Data for analysis
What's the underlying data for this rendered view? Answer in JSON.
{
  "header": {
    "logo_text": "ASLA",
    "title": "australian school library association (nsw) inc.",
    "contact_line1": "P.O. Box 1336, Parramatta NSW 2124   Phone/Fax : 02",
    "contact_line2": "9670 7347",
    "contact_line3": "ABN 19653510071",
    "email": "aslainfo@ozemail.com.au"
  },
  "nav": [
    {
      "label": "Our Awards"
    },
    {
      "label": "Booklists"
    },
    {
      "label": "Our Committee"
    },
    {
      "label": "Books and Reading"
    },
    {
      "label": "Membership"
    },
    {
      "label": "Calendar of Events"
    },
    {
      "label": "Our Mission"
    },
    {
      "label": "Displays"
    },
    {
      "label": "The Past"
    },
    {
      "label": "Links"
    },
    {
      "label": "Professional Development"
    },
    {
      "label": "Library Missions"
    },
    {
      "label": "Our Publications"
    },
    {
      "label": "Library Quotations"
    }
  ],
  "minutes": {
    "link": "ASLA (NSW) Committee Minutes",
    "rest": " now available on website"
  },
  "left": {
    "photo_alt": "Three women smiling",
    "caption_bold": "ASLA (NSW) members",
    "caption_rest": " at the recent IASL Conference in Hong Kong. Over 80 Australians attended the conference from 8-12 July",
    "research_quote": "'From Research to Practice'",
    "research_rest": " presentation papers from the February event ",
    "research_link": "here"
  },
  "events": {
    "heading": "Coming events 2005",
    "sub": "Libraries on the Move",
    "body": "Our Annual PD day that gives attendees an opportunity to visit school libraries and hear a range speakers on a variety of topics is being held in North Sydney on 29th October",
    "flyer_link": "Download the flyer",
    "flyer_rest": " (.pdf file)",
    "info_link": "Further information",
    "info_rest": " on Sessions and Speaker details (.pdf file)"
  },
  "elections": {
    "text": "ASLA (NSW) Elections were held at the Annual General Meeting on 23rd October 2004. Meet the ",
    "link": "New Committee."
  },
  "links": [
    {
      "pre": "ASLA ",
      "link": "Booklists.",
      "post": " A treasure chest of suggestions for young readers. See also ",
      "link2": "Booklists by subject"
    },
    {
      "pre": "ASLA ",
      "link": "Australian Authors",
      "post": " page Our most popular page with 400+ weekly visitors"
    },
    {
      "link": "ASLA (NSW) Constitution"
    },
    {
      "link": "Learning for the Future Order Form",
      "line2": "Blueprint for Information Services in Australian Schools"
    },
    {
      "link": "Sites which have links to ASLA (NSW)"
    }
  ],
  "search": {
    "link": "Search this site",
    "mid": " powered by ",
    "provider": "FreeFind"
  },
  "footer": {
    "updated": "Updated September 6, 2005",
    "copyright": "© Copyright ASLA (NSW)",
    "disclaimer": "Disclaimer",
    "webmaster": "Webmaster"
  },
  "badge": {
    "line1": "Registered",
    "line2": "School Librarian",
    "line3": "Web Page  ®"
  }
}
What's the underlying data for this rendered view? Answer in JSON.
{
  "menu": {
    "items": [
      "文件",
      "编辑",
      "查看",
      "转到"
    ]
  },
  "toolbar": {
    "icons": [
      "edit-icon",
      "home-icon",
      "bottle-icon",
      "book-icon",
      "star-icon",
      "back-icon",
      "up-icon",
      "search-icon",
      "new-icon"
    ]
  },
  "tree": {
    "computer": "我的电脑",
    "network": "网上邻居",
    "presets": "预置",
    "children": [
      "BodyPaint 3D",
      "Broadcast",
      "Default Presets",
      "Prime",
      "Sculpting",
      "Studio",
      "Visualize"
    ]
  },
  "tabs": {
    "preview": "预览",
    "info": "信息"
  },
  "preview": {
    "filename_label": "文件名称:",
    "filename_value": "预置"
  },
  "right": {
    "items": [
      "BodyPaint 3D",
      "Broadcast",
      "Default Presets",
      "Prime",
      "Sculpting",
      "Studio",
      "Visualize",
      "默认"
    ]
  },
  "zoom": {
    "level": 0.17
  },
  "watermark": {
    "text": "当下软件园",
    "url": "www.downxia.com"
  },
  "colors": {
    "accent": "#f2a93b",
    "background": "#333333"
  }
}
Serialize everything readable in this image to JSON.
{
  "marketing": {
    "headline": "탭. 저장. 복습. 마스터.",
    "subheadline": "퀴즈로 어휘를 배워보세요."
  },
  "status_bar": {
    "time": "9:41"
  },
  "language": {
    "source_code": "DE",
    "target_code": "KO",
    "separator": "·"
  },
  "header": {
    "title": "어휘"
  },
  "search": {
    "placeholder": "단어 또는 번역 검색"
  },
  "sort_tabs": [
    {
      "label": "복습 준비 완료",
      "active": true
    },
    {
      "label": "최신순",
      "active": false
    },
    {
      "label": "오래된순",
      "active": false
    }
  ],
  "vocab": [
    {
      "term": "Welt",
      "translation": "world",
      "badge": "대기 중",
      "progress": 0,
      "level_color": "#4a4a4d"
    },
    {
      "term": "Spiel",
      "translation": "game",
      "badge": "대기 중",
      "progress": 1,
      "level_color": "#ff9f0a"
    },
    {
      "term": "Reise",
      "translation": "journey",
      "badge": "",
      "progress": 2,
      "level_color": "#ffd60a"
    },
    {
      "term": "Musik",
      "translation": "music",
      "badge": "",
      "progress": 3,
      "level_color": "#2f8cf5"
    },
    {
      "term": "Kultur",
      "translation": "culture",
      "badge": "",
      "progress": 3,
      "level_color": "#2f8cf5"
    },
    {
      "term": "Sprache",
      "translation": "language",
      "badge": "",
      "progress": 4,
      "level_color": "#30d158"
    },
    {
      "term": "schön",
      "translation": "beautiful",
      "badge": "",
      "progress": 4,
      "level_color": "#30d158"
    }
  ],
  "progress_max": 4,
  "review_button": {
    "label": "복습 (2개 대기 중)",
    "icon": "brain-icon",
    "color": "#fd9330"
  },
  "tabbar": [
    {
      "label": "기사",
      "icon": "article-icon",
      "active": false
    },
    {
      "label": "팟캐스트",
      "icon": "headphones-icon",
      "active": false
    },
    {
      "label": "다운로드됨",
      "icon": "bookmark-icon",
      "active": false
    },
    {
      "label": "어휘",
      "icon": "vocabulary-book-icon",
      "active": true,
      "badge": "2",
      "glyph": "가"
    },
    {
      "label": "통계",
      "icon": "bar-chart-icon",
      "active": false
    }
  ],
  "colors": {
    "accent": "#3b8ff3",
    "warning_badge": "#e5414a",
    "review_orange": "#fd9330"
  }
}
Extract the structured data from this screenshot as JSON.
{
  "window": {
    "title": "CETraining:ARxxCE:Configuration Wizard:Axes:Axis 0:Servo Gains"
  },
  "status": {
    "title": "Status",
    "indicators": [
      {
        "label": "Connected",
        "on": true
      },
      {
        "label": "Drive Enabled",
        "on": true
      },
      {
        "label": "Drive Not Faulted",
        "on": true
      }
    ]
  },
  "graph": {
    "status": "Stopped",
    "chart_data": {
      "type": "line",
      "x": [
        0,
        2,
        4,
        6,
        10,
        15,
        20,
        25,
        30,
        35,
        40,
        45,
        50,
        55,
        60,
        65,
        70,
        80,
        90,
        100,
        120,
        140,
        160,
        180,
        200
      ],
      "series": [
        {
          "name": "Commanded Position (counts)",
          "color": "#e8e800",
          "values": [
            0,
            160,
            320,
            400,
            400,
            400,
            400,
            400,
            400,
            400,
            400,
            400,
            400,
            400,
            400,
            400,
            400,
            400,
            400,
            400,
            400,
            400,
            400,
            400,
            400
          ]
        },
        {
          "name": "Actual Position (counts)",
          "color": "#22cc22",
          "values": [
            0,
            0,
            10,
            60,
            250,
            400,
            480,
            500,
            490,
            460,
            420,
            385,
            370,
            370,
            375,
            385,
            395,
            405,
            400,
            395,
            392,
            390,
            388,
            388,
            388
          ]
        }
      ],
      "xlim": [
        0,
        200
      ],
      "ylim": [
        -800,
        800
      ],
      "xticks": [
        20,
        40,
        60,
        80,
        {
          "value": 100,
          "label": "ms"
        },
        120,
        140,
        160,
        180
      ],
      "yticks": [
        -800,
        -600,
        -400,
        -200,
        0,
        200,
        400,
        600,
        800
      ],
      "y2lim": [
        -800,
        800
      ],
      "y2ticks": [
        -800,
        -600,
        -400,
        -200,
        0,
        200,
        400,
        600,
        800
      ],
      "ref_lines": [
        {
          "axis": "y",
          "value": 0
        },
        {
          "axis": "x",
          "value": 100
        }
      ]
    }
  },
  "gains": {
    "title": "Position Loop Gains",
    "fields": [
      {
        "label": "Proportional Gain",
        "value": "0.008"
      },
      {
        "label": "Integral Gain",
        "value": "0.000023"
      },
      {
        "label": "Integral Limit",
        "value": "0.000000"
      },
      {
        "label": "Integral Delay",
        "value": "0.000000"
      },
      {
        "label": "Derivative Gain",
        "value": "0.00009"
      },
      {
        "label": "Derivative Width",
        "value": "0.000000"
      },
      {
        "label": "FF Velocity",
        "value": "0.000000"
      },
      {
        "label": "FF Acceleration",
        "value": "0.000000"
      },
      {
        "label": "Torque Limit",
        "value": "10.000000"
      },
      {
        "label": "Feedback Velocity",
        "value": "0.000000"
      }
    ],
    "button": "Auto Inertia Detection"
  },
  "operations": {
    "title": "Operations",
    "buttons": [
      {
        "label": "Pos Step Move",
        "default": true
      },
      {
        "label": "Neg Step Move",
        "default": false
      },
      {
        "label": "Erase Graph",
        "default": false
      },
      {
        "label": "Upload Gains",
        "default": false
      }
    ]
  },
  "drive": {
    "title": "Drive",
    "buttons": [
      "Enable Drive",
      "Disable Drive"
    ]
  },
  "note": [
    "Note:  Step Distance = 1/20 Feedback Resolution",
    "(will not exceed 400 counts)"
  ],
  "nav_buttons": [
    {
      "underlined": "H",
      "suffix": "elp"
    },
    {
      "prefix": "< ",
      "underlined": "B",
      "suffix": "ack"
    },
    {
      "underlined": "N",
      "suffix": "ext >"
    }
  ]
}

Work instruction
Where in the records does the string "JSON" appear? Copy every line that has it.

Exercise solution
What's the underlying data for this rendered view? Answer in JSON.
What's the underlying data for this rendered view? Answer in JSON.
Serialize everything readable in this image to JSON.
Extract the structured data from this screenshot as JSON.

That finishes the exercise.